To do -
Pick out and copy every line below that has the word "first".

Supplied records -

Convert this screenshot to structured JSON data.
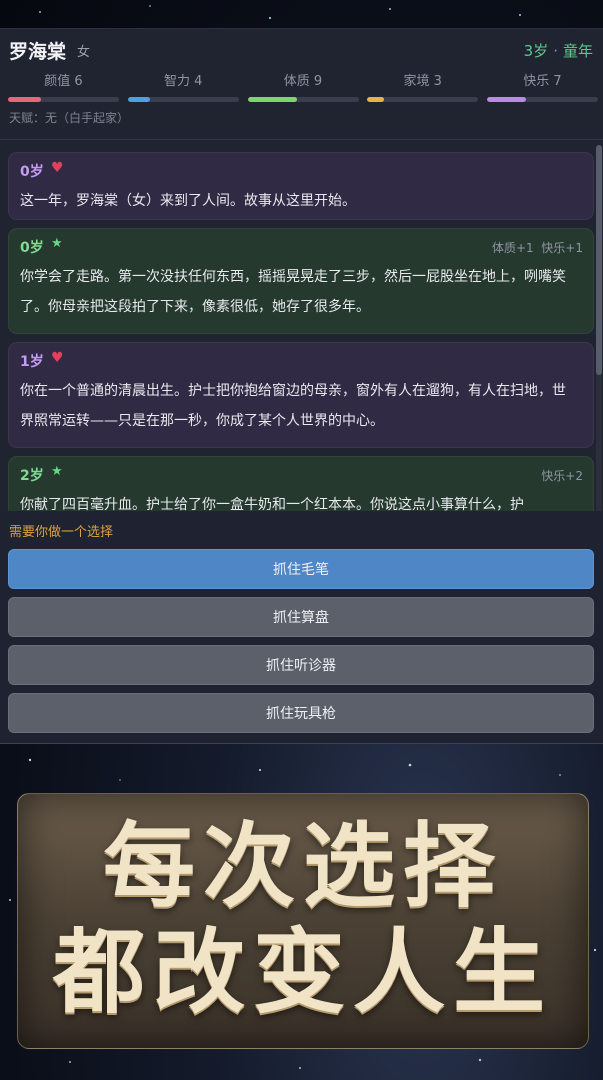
{
  "character": {
    "name": "罗海棠",
    "gender": "女",
    "age": "3岁",
    "stage": "童年",
    "talent": "天赋：无（白手起家）"
  },
  "attributes": [
    {
      "label": "颜值 6",
      "value": 6,
      "color": "#e8667a"
    },
    {
      "label": "智力 4",
      "value": 4,
      "color": "#4aa3e0"
    },
    {
      "label": "体质 9",
      "value": 9,
      "color": "#7ad86a"
    },
    {
      "label": "家境 3",
      "value": 3,
      "color": "#e8b24a"
    },
    {
      "label": "快乐 7",
      "value": 7,
      "color": "#b88be8"
    }
  ],
  "events": [
    {
      "age": "0岁",
      "icon": "heart",
      "effects": "",
      "text": "这一年，罗海棠（女）来到了人间。故事从这里开始。"
    },
    {
      "age": "0岁",
      "icon": "star",
      "effects": "体质+1  快乐+1",
      "text": "你学会了走路。第一次没扶任何东西，摇摇晃晃走了三步，然后一屁股坐在地上，咧嘴笑了。你母亲把这段拍了下来，像素很低，她存了很多年。"
    },
    {
      "age": "1岁",
      "icon": "heart",
      "effects": "",
      "text": "你在一个普通的清晨出生。护士把你抱给窗边的母亲，窗外有人在遛狗，有人在扫地，世界照常运转——只是在那一秒，你成了某个人世界的中心。"
    },
    {
      "age": "2岁",
      "icon": "star",
      "effects": "快乐+2",
      "text": "你献了四百毫升血。护士给了你一盒牛奶和一个红本本。你说这点小事算什么，护"
    }
  ],
  "choices": {
    "prompt": "需要你做一个选择",
    "options": [
      "抓住毛笔",
      "抓住算盘",
      "抓住听诊器",
      "抓住玩具枪"
    ]
  },
  "banner": {
    "line1": "每次选择",
    "line2": "都改变人生"
  }
}
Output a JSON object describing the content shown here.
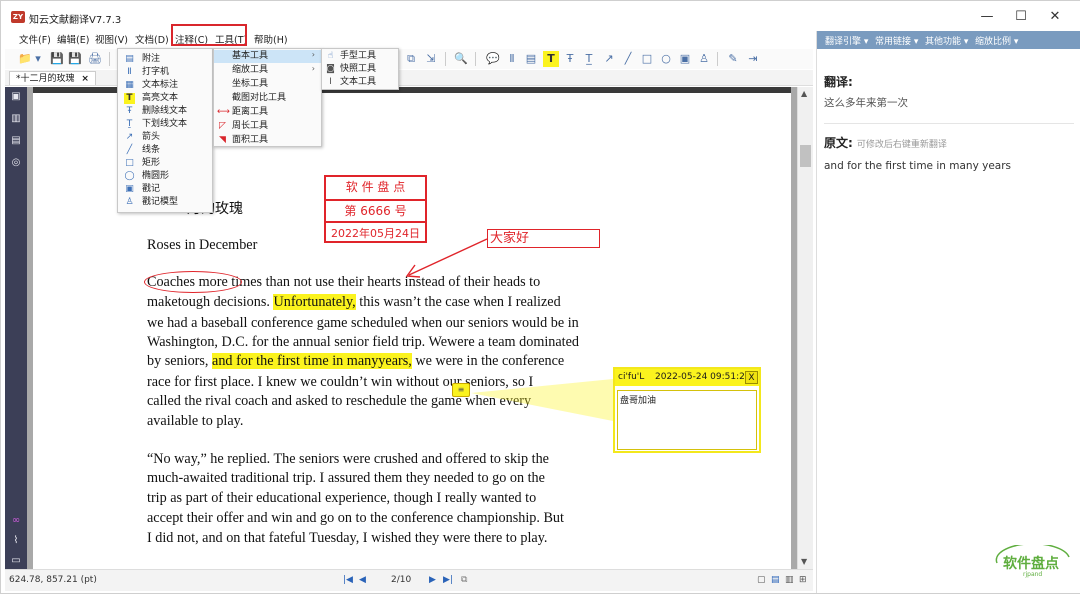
{
  "app": {
    "title": "知云文献翻译V7.7.3",
    "icon_label": "ZY"
  },
  "window_controls": {
    "minimize": "—",
    "maximize": "☐",
    "close": "✕"
  },
  "menu": {
    "items": [
      "文件(F)",
      "编辑(E)",
      "视图(V)",
      "文档(D)",
      "注释(C)",
      "工具(T)",
      "帮助(H)"
    ],
    "highlighted": [
      "注释(C)",
      "工具(T)"
    ],
    "highlight_color": "#d9262c"
  },
  "toolbar": {
    "icons": [
      "open-folder-icon",
      "dropdown-icon",
      "save-icon",
      "save-as-icon",
      "print-icon",
      "screenshot-icon",
      "select-icon",
      "zoom-icon",
      "comment-icon",
      "typewriter-icon",
      "text-callout-icon",
      "highlight-icon",
      "strikeout-icon",
      "underline-icon",
      "arrow-icon",
      "line-icon",
      "rectangle-icon",
      "ellipse-icon",
      "stamp-icon",
      "signature-icon",
      "edit-icon",
      "export-icon"
    ],
    "glyphs": [
      "📁",
      "▾",
      "💾",
      "💾",
      "🖨",
      "⧉",
      "⇲",
      "🔍",
      "💬",
      "Ⅱ",
      "▤",
      "T",
      "Ŧ",
      "T̲",
      "↗",
      "╱",
      "□",
      "○",
      "▣",
      "♙",
      "✎",
      "⇥"
    ]
  },
  "tabs": [
    {
      "label": "*十二月的玫瑰",
      "close": "×"
    }
  ],
  "dropdown_annotate": {
    "items": [
      {
        "icon": "note-icon",
        "glyph": "▤",
        "label": "附注"
      },
      {
        "icon": "typewriter-icon",
        "glyph": "Ⅱ",
        "label": "打字机"
      },
      {
        "icon": "text-callout-icon",
        "glyph": "▦",
        "label": "文本标注"
      },
      {
        "icon": "highlight-text-icon",
        "glyph": "T",
        "label": "高亮文本"
      },
      {
        "icon": "strikeout-text-icon",
        "glyph": "Ŧ",
        "label": "删除线文本"
      },
      {
        "icon": "underline-text-icon",
        "glyph": "Ṯ",
        "label": "下划线文本"
      },
      {
        "icon": "arrow-icon",
        "glyph": "↗",
        "label": "箭头"
      },
      {
        "icon": "line-icon",
        "glyph": "╱",
        "label": "线条"
      },
      {
        "icon": "rectangle-icon",
        "glyph": "□",
        "label": "矩形"
      },
      {
        "icon": "ellipse-icon",
        "glyph": "◯",
        "label": "椭圆形"
      },
      {
        "icon": "stamp-icon",
        "glyph": "▣",
        "label": "戳记"
      },
      {
        "icon": "stamp-model-icon",
        "glyph": "♙",
        "label": "戳记模型"
      }
    ]
  },
  "dropdown_tools": {
    "items": [
      {
        "icon": "basic-tools-icon",
        "glyph": "",
        "label": "基本工具",
        "submenu": true,
        "active": true
      },
      {
        "icon": "zoom-tools-icon",
        "glyph": "",
        "label": "缩放工具",
        "submenu": true,
        "active": false
      },
      {
        "icon": "coordinate-tool-icon",
        "glyph": "",
        "label": "坐标工具",
        "submenu": false,
        "active": false
      },
      {
        "icon": "screenshot-compare-icon",
        "glyph": "",
        "label": "截图对比工具",
        "submenu": false,
        "active": false
      },
      {
        "icon": "distance-tool-icon",
        "glyph": "⟷",
        "label": "距离工具",
        "submenu": false,
        "active": false
      },
      {
        "icon": "perimeter-tool-icon",
        "glyph": "◸",
        "label": "周长工具",
        "submenu": false,
        "active": false
      },
      {
        "icon": "area-tool-icon",
        "glyph": "◥",
        "label": "面积工具",
        "submenu": false,
        "active": false
      }
    ]
  },
  "dropdown_basic": {
    "items": [
      {
        "icon": "hand-tool-icon",
        "glyph": "☝",
        "label": "手型工具"
      },
      {
        "icon": "snapshot-tool-icon",
        "glyph": "◙",
        "label": "快照工具"
      },
      {
        "icon": "text-tool-icon",
        "glyph": "Ⅰ",
        "label": "文本工具"
      }
    ]
  },
  "document": {
    "heading_cn": "十二月的玫瑰",
    "heading_cn_partial": "二月的玫瑰",
    "heading_en": "Roses in December",
    "lines": [
      {
        "segments": [
          {
            "t": "Coaches more times than not use their hearts instead of their heads to",
            "hl": false
          }
        ]
      },
      {
        "segments": [
          {
            "t": "maketough  decisions.   ",
            "hl": false
          },
          {
            "t": "Unfortunately,",
            "hl": true
          },
          {
            "t": "   this   wasn’t   the case  when I  realized",
            "hl": false
          }
        ]
      },
      {
        "segments": [
          {
            "t": "we had a baseball     conference game    scheduled when our seniors would       be in",
            "hl": false
          }
        ]
      },
      {
        "segments": [
          {
            "t": "Washington,  D.C.  for  the  annual  senior  field  trip.   Wewere  a team  dominated",
            "hl": false
          }
        ]
      },
      {
        "segments": [
          {
            "t": "by seniors,   ",
            "hl": false
          },
          {
            "t": "and  for  the  first   time  in  manyyears,",
            "hl": true
          },
          {
            "t": "   we were  in  the  conference",
            "hl": false
          }
        ]
      },
      {
        "segments": [
          {
            "t": "race for first place. I knew we couldn’t win without our seniors, so I",
            "hl": false
          }
        ]
      },
      {
        "segments": [
          {
            "t": "called    the  rival    coach  and asked  to  reschedule    the  game when every",
            "hl": false
          }
        ]
      },
      {
        "segments": [
          {
            "t": "available to play.",
            "hl": false
          }
        ]
      },
      {
        "segments": [
          {
            "t": "“No way,” he replied.        The seniors were      crushed   and offered to      skip the",
            "hl": false
          }
        ]
      },
      {
        "segments": [
          {
            "t": "much-awaited traditional trip. I assured them they needed to go on the",
            "hl": false
          }
        ]
      },
      {
        "segments": [
          {
            "t": "trip as part of their educational experience, though I really wanted to",
            "hl": false
          }
        ]
      },
      {
        "segments": [
          {
            "t": "accept their offer and          win and go   on to the     conference championship. But",
            "hl": false
          }
        ]
      },
      {
        "segments": [
          {
            "t": "I  did  not,   and  on that   fateful    Tuesday,  I  wished  they  were  there   to  play.",
            "hl": false
          }
        ]
      }
    ]
  },
  "stamp": {
    "line1": "软  件  盘  点",
    "line2": "第   6666   号",
    "line3": "2022年05月24日",
    "color": "#e0242a"
  },
  "text_box": {
    "text": "大家好"
  },
  "note_popup": {
    "author": "ci'fu'L",
    "datetime": "2022-05-24 09:51:29",
    "close": "X",
    "content": "盘哥加油",
    "icon_glyph": "≡"
  },
  "statusbar": {
    "coordinates": "624.78, 857.21 (pt)",
    "page": "2/10"
  },
  "right_panel": {
    "menu": [
      "翻译引擎 ▾",
      "常用链接 ▾",
      "其他功能 ▾",
      "缩放比例 ▾"
    ],
    "translation_label": "翻译:",
    "translation_text": "这么多年来第一次",
    "original_label": "原文:",
    "original_hint": "可修改后右键重新翻译",
    "original_text": "and for the first time in many years"
  },
  "watermark": {
    "text": "软件盘点",
    "sub": "rjpand"
  },
  "colors": {
    "accent": "#7a9bbf",
    "highlight": "#fbf31e",
    "annotation_red": "#e0242a",
    "sidebar": "#3c3f57"
  }
}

Task answer -
            "t": "and  for  the  first   time  in  manyyears,",
            "t": "race for first place. I knew we couldn’t win without our seniors, so I",
    "original_text": "and for the first time in many years"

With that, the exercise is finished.